That was the beginning of that aspect of her practice—communicating with animals, a connection that comes to her in various ways. Sometimes it’s like a picture or a movie, she says; sometimes, it’s a thought, a word, or even several words. A lot of times, those words are ones she usually does not use or images she doesn’t have any personal experience with. For instance, she recounts the time when the owner wanted to know how to get their sick and stubborn horse to take their medicine. The horse, Hope said, asked for the remedy to be put on the ‘sticky stuff.’ Hope had no idea what that meant, but the owner did, and the problem was solved.
There are many stories like this and many clients who are thankful she got involved.
Just ask Krystle Smothers from Chicago. She’ll tell you about her dog Java, a nervous rescue with anxiety issues. “Blair worked with both of us to get us balanced. She’s given me little phrases and things to use with him when things set him off, to help pull him back into reality and let him know he’s safe. She’s helped me understand how my words, emotions, and thoughts affect him. And it’s helped me stay grounded, as well.”
But not everyone is a believer. At least not at first. We spoke to Jane Brown, who lives on the Eastern Shore and owns Charlie, a Yorkie who was born brain-damaged and who, at ten weeks old and unable to eat, was still being fed through a syringe. “Even the vet said he wouldn’t make it,” said Brown. A friend told her about Hope, and when Brown expressed skepticism, she offered to pay for the session. “So Blair called and did what she does. She worked with Charlie and told him he had to eat so he could thrive and grow. After she hung up, it was almost like a light bulb went off in him. He got up, went to his food bowl, and started eating. She saved him, and yes, I’m a believer now.” Charlie will turn five years old this year.
Hope is no longer surprised by these stories. What still astonishes her, however, are the changes she has experienced since starting her practice. More specifically, the unique understanding she now has of life and death, something that her beloved dog Bear first taught her. “He was 17 and getting weaker and weaker. I saw how much physical comfort the energy work brought him and how much peace it brought to both of us. And it was such a gift to be able to give back to an animal who always gave me such unconditional love. That’s why I love working with senior pets, end-of-life, and hospice. I knew I wanted to share that peace and that comfort with other people and their pets.
I have learned something from every single animal I work with. They have so many lessons to teach us, and I’m in awe of how much better than us they are at understanding unconditional love and the whole process of life.”
For more information, Blair Hope may be reached at: https://www.blairhope.com

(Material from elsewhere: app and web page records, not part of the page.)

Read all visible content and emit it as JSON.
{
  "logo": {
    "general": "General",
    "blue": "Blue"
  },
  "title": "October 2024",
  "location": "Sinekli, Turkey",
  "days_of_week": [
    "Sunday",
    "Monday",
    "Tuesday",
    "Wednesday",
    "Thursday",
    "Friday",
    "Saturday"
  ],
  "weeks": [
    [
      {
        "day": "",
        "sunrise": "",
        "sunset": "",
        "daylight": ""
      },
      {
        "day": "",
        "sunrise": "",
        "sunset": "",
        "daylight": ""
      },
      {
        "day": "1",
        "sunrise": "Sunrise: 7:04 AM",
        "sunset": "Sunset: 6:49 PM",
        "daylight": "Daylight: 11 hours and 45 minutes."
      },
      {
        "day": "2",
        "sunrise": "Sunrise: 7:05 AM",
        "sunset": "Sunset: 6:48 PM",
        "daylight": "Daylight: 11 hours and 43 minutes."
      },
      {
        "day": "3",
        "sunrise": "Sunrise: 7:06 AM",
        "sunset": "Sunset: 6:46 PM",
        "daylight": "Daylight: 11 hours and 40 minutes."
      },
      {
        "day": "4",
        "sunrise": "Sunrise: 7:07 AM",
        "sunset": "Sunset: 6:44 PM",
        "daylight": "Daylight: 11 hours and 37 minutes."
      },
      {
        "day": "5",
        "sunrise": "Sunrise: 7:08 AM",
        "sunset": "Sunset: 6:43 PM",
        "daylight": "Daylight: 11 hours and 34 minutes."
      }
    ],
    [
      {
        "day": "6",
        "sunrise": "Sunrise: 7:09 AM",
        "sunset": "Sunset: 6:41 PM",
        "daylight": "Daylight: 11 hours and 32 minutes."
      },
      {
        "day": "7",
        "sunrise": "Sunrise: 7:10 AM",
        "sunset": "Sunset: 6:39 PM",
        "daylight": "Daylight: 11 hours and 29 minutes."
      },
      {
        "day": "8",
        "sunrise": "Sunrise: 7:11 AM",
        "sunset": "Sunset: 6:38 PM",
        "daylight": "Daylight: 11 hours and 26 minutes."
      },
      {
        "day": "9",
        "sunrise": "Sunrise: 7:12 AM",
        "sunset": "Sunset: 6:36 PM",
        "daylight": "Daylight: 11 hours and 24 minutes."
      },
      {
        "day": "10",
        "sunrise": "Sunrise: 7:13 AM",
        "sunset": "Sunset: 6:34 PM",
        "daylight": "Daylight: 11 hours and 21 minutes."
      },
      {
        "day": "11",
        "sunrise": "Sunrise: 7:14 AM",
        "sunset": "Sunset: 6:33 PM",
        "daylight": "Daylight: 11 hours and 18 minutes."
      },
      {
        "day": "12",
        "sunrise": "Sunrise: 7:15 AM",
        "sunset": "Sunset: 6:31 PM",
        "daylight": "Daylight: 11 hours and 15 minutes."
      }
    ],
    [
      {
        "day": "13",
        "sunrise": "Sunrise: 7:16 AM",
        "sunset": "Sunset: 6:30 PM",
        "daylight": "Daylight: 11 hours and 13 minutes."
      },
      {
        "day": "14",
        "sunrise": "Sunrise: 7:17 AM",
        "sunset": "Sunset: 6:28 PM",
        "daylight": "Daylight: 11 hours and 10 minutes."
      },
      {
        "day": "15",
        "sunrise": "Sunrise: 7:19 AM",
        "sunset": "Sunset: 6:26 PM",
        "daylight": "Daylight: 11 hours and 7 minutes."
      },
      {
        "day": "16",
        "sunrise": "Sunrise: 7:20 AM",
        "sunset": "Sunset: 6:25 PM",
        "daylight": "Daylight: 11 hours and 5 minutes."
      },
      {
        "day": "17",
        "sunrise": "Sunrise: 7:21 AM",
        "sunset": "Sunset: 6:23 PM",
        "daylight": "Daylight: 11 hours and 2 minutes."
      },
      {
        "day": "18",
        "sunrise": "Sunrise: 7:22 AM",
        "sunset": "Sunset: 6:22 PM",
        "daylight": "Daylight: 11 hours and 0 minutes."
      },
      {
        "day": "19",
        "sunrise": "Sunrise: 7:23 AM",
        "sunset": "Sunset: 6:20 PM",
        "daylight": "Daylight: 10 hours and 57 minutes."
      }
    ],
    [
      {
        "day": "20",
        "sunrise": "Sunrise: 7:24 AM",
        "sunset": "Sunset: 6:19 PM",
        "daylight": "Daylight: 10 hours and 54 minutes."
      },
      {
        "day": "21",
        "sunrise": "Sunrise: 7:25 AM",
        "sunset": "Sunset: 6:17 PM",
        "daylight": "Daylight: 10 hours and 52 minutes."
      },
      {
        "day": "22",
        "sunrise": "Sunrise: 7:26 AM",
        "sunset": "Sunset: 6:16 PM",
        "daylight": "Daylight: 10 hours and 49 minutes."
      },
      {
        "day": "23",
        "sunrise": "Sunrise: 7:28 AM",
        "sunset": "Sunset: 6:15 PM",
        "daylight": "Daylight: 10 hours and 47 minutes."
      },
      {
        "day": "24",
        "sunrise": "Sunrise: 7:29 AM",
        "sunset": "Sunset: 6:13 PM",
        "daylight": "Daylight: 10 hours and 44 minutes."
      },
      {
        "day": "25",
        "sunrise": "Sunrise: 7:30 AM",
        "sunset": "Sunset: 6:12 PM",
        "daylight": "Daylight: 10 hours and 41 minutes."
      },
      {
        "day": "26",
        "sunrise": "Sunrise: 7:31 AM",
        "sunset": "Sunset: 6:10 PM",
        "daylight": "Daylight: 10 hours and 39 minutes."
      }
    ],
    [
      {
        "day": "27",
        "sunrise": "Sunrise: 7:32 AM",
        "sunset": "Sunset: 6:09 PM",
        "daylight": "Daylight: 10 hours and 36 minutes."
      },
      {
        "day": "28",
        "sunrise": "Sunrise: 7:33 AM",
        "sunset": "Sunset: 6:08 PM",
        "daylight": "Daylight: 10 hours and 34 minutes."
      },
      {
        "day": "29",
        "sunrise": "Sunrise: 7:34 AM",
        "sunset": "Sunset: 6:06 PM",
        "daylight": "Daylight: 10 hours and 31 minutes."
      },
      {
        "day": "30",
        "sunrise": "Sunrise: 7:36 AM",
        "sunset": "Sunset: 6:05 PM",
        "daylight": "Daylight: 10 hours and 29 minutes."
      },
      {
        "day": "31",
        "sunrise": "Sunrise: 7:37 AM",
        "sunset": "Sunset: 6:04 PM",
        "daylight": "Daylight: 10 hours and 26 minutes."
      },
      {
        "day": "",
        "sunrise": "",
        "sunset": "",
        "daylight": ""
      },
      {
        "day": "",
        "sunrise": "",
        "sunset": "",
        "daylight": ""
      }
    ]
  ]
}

Val Cavalheri is a recent transplant to the Eastern Shore, having lived in Northern Virginia for the past 20 years. She’s been a writer, editor and professional photographer for various publications, including the Washington Post.